=== What the task asks ===
Where in the data below does the word "certificate" appear? Copy every line that has it.

═══ Records to use ═══

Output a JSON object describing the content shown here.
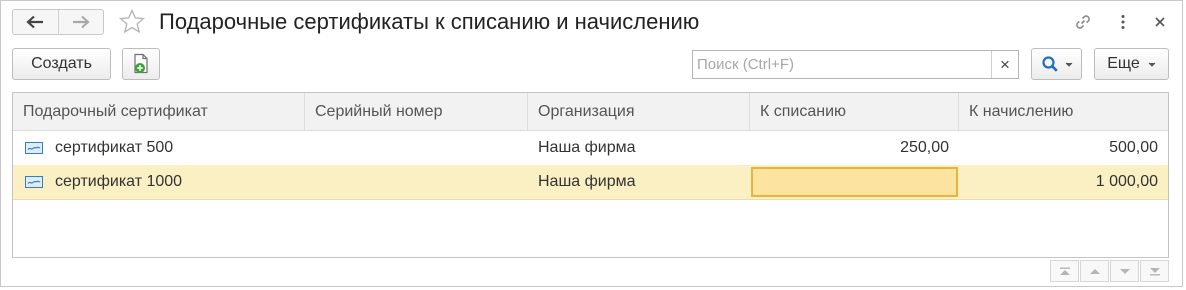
{
  "window": {
    "title": "Подарочные сертификаты к списанию и начислению"
  },
  "toolbar": {
    "create_label": "Создать",
    "search_placeholder": "Поиск (Ctrl+F)",
    "search_value": "",
    "clear_label": "×",
    "more_label": "Еще"
  },
  "table": {
    "columns": [
      "Подарочный сертификат",
      "Серийный номер",
      "Организация",
      "К списанию",
      "К начислению"
    ],
    "rows": [
      {
        "certificate": "сертификат 500",
        "serial": "",
        "organization": "Наша фирма",
        "to_write_off": "250,00",
        "to_accrue": "500,00"
      },
      {
        "certificate": "сертификат 1000",
        "serial": "",
        "organization": "Наша фирма",
        "to_write_off": "",
        "to_accrue": "1 000,00"
      }
    ]
  },
  "colors": {
    "selected_row": "#fbefc4",
    "active_cell": "#fde3a0",
    "active_cell_border": "#e7b53b",
    "accent_blue": "#1f6fbf",
    "add_icon_green": "#3aa43a"
  },
  "icons": [
    "back-arrow-icon",
    "forward-arrow-icon",
    "star-icon",
    "link-icon",
    "more-vertical-icon",
    "close-icon",
    "add-copy-icon",
    "search-icon",
    "dropdown-icon",
    "certificate-icon",
    "scroll-top-icon",
    "scroll-up-icon",
    "scroll-down-icon",
    "scroll-bottom-icon"
  ]
}
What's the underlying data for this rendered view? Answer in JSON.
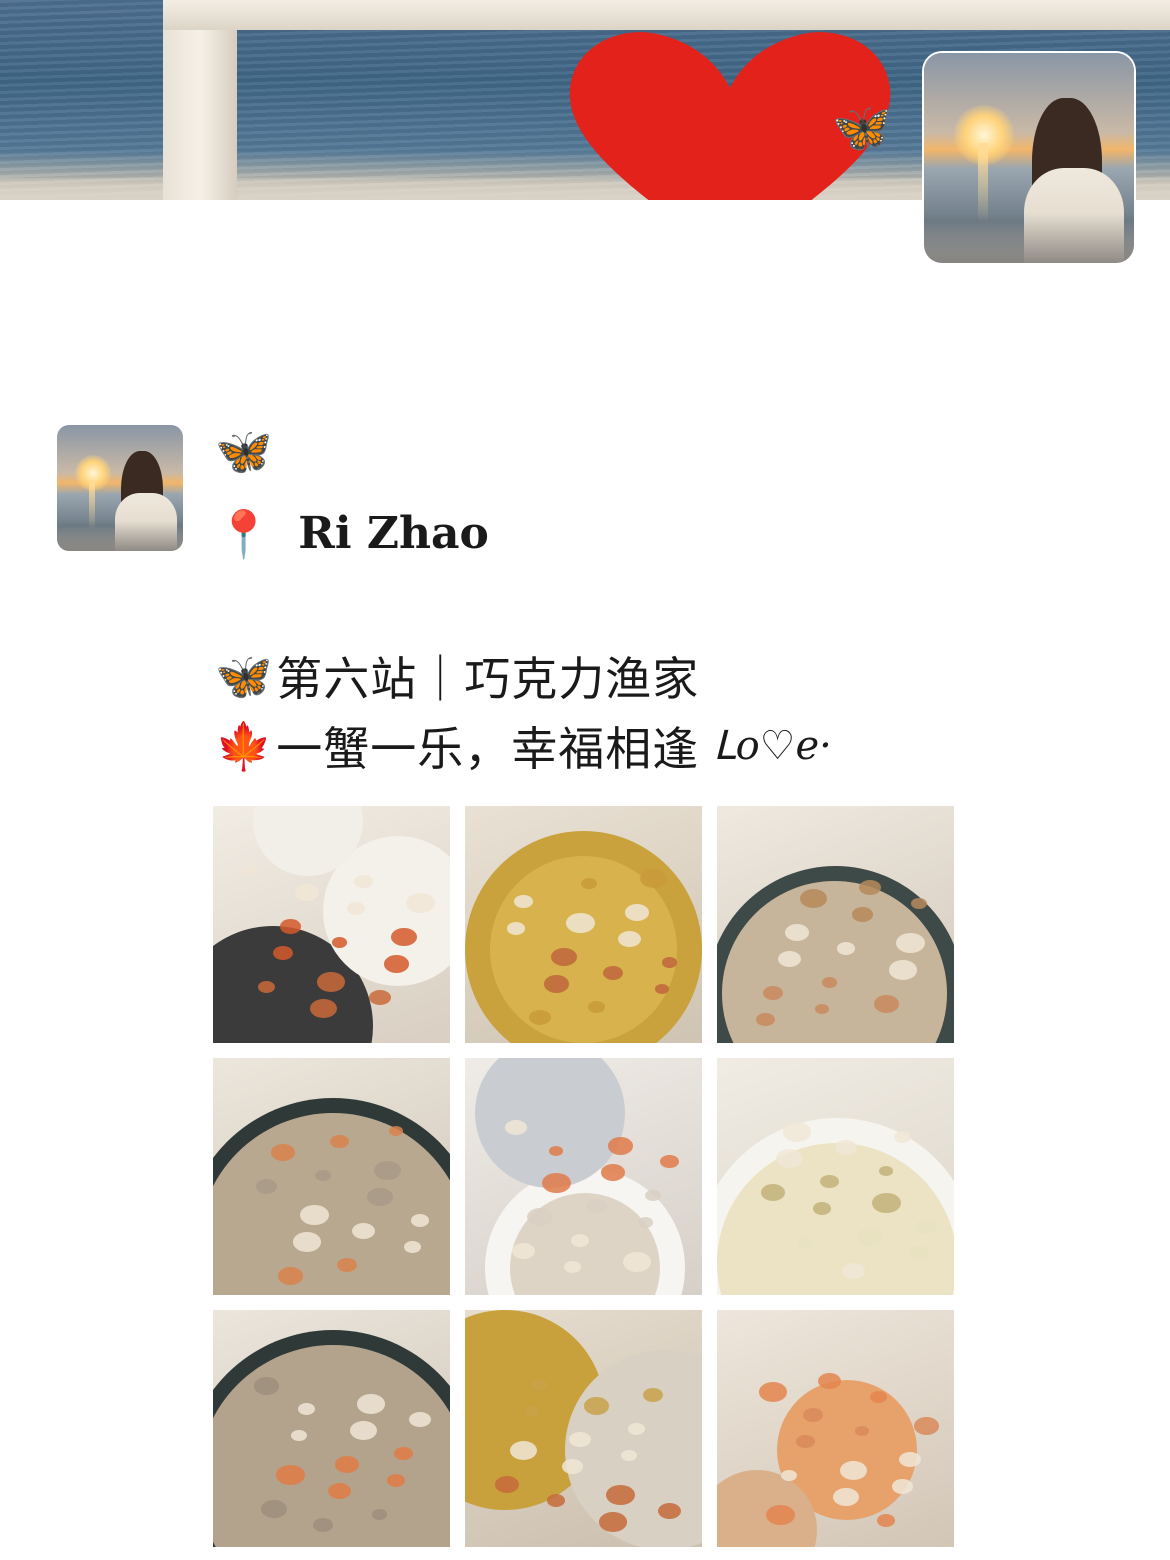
{
  "cover": {
    "butterfly_icon": "🦋"
  },
  "post": {
    "butterfly_icon": "🦋",
    "location_pin_icon": "📍",
    "location_text": "Ri Zhao",
    "title_icon": "🦋",
    "title_text": "第六站｜巧克力渔家",
    "desc_icon": "🍁",
    "desc_text": "一蟹一乐，幸福相逢",
    "desc_decoration": "ᒪo♡e·"
  },
  "photos": [
    {
      "label": "seafood-spread-photo",
      "theme": "#c96a3a"
    },
    {
      "label": "pasta-in-gold-wok-photo",
      "theme": "#c99a3a"
    },
    {
      "label": "scallops-and-oysters-photo",
      "theme": "#b58a5a"
    },
    {
      "label": "oyster-platter-photo",
      "theme": "#a89a88"
    },
    {
      "label": "shrimp-dish-with-lid-photo",
      "theme": "#d9cfc3"
    },
    {
      "label": "dumplings-photo",
      "theme": "#e9e2c0"
    },
    {
      "label": "oysters-and-shrimp-photo",
      "theme": "#9c8f7c"
    },
    {
      "label": "pasta-and-shellfish-photo",
      "theme": "#c9a24a"
    },
    {
      "label": "scallop-with-chopsticks-photo",
      "theme": "#d98a5a"
    }
  ]
}
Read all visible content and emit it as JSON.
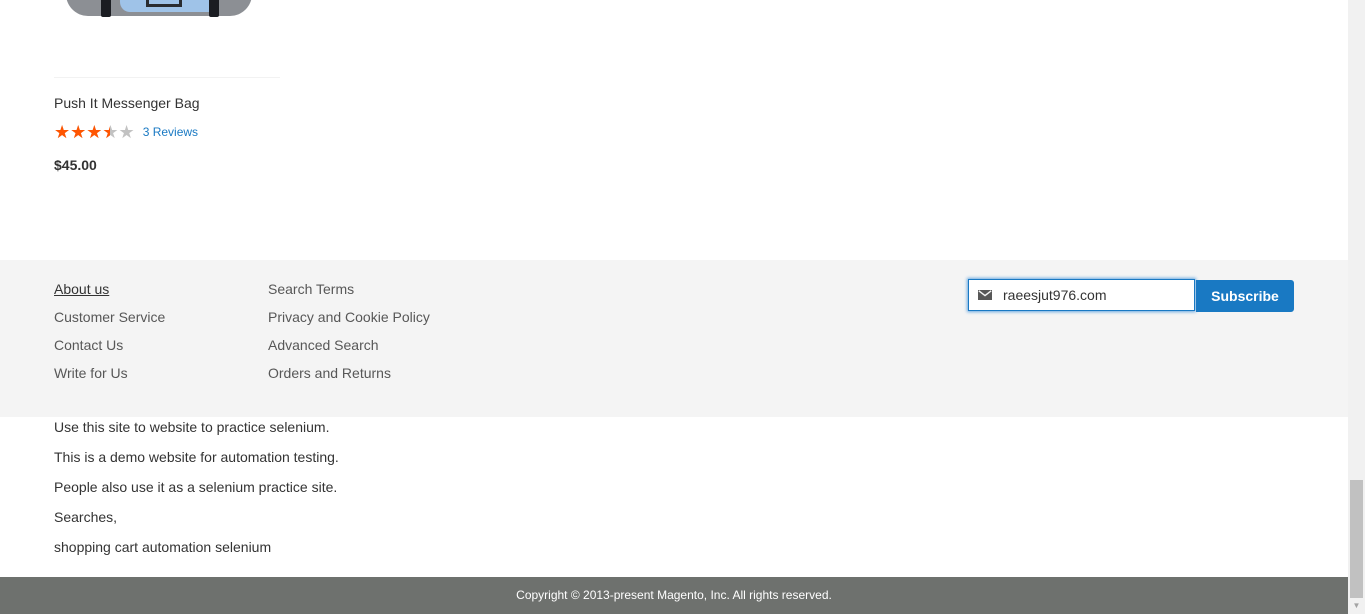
{
  "product": {
    "name": "Push It Messenger Bag",
    "rating": {
      "stars": "★★★★★",
      "value": 3.5,
      "max": 5
    },
    "reviews_label": "3 Reviews",
    "price": "$45.00"
  },
  "footer": {
    "links_col1": [
      "About us",
      "Customer Service",
      "Contact Us",
      "Write for Us"
    ],
    "links_col2": [
      "Search Terms",
      "Privacy and Cookie Policy",
      "Advanced Search",
      "Orders and Returns"
    ],
    "newsletter": {
      "email_value": "raeesjut976.com",
      "subscribe_label": "Subscribe",
      "icon": "envelope-icon"
    }
  },
  "site_text": [
    "Use this site to website to practice selenium.",
    "This is a demo website for automation testing.",
    "People also use it as a selenium practice site.",
    "Searches,",
    "shopping cart automation selenium"
  ],
  "copyright": "Copyright © 2013-present Magento, Inc. All rights reserved.",
  "colors": {
    "accent": "#1979c3",
    "star": "#ff5501",
    "footer_bg": "#f4f4f4",
    "copyright_bg": "#6e716e"
  }
}
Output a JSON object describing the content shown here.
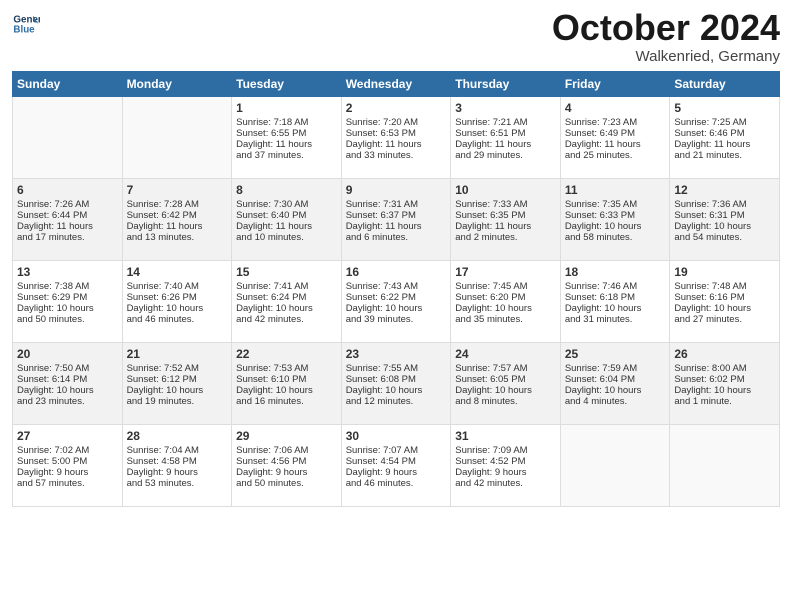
{
  "logo": {
    "line1": "General",
    "line2": "Blue"
  },
  "title": "October 2024",
  "subtitle": "Walkenried, Germany",
  "weekdays": [
    "Sunday",
    "Monday",
    "Tuesday",
    "Wednesday",
    "Thursday",
    "Friday",
    "Saturday"
  ],
  "weeks": [
    [
      {
        "day": "",
        "content": ""
      },
      {
        "day": "",
        "content": ""
      },
      {
        "day": "1",
        "content": "Sunrise: 7:18 AM\nSunset: 6:55 PM\nDaylight: 11 hours\nand 37 minutes."
      },
      {
        "day": "2",
        "content": "Sunrise: 7:20 AM\nSunset: 6:53 PM\nDaylight: 11 hours\nand 33 minutes."
      },
      {
        "day": "3",
        "content": "Sunrise: 7:21 AM\nSunset: 6:51 PM\nDaylight: 11 hours\nand 29 minutes."
      },
      {
        "day": "4",
        "content": "Sunrise: 7:23 AM\nSunset: 6:49 PM\nDaylight: 11 hours\nand 25 minutes."
      },
      {
        "day": "5",
        "content": "Sunrise: 7:25 AM\nSunset: 6:46 PM\nDaylight: 11 hours\nand 21 minutes."
      }
    ],
    [
      {
        "day": "6",
        "content": "Sunrise: 7:26 AM\nSunset: 6:44 PM\nDaylight: 11 hours\nand 17 minutes."
      },
      {
        "day": "7",
        "content": "Sunrise: 7:28 AM\nSunset: 6:42 PM\nDaylight: 11 hours\nand 13 minutes."
      },
      {
        "day": "8",
        "content": "Sunrise: 7:30 AM\nSunset: 6:40 PM\nDaylight: 11 hours\nand 10 minutes."
      },
      {
        "day": "9",
        "content": "Sunrise: 7:31 AM\nSunset: 6:37 PM\nDaylight: 11 hours\nand 6 minutes."
      },
      {
        "day": "10",
        "content": "Sunrise: 7:33 AM\nSunset: 6:35 PM\nDaylight: 11 hours\nand 2 minutes."
      },
      {
        "day": "11",
        "content": "Sunrise: 7:35 AM\nSunset: 6:33 PM\nDaylight: 10 hours\nand 58 minutes."
      },
      {
        "day": "12",
        "content": "Sunrise: 7:36 AM\nSunset: 6:31 PM\nDaylight: 10 hours\nand 54 minutes."
      }
    ],
    [
      {
        "day": "13",
        "content": "Sunrise: 7:38 AM\nSunset: 6:29 PM\nDaylight: 10 hours\nand 50 minutes."
      },
      {
        "day": "14",
        "content": "Sunrise: 7:40 AM\nSunset: 6:26 PM\nDaylight: 10 hours\nand 46 minutes."
      },
      {
        "day": "15",
        "content": "Sunrise: 7:41 AM\nSunset: 6:24 PM\nDaylight: 10 hours\nand 42 minutes."
      },
      {
        "day": "16",
        "content": "Sunrise: 7:43 AM\nSunset: 6:22 PM\nDaylight: 10 hours\nand 39 minutes."
      },
      {
        "day": "17",
        "content": "Sunrise: 7:45 AM\nSunset: 6:20 PM\nDaylight: 10 hours\nand 35 minutes."
      },
      {
        "day": "18",
        "content": "Sunrise: 7:46 AM\nSunset: 6:18 PM\nDaylight: 10 hours\nand 31 minutes."
      },
      {
        "day": "19",
        "content": "Sunrise: 7:48 AM\nSunset: 6:16 PM\nDaylight: 10 hours\nand 27 minutes."
      }
    ],
    [
      {
        "day": "20",
        "content": "Sunrise: 7:50 AM\nSunset: 6:14 PM\nDaylight: 10 hours\nand 23 minutes."
      },
      {
        "day": "21",
        "content": "Sunrise: 7:52 AM\nSunset: 6:12 PM\nDaylight: 10 hours\nand 19 minutes."
      },
      {
        "day": "22",
        "content": "Sunrise: 7:53 AM\nSunset: 6:10 PM\nDaylight: 10 hours\nand 16 minutes."
      },
      {
        "day": "23",
        "content": "Sunrise: 7:55 AM\nSunset: 6:08 PM\nDaylight: 10 hours\nand 12 minutes."
      },
      {
        "day": "24",
        "content": "Sunrise: 7:57 AM\nSunset: 6:05 PM\nDaylight: 10 hours\nand 8 minutes."
      },
      {
        "day": "25",
        "content": "Sunrise: 7:59 AM\nSunset: 6:04 PM\nDaylight: 10 hours\nand 4 minutes."
      },
      {
        "day": "26",
        "content": "Sunrise: 8:00 AM\nSunset: 6:02 PM\nDaylight: 10 hours\nand 1 minute."
      }
    ],
    [
      {
        "day": "27",
        "content": "Sunrise: 7:02 AM\nSunset: 5:00 PM\nDaylight: 9 hours\nand 57 minutes."
      },
      {
        "day": "28",
        "content": "Sunrise: 7:04 AM\nSunset: 4:58 PM\nDaylight: 9 hours\nand 53 minutes."
      },
      {
        "day": "29",
        "content": "Sunrise: 7:06 AM\nSunset: 4:56 PM\nDaylight: 9 hours\nand 50 minutes."
      },
      {
        "day": "30",
        "content": "Sunrise: 7:07 AM\nSunset: 4:54 PM\nDaylight: 9 hours\nand 46 minutes."
      },
      {
        "day": "31",
        "content": "Sunrise: 7:09 AM\nSunset: 4:52 PM\nDaylight: 9 hours\nand 42 minutes."
      },
      {
        "day": "",
        "content": ""
      },
      {
        "day": "",
        "content": ""
      }
    ]
  ]
}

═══

=== Problem solution ===
        "certificate": "сертификат 500",
        "certificate": "сертификат 1000",
    "certificate-icon",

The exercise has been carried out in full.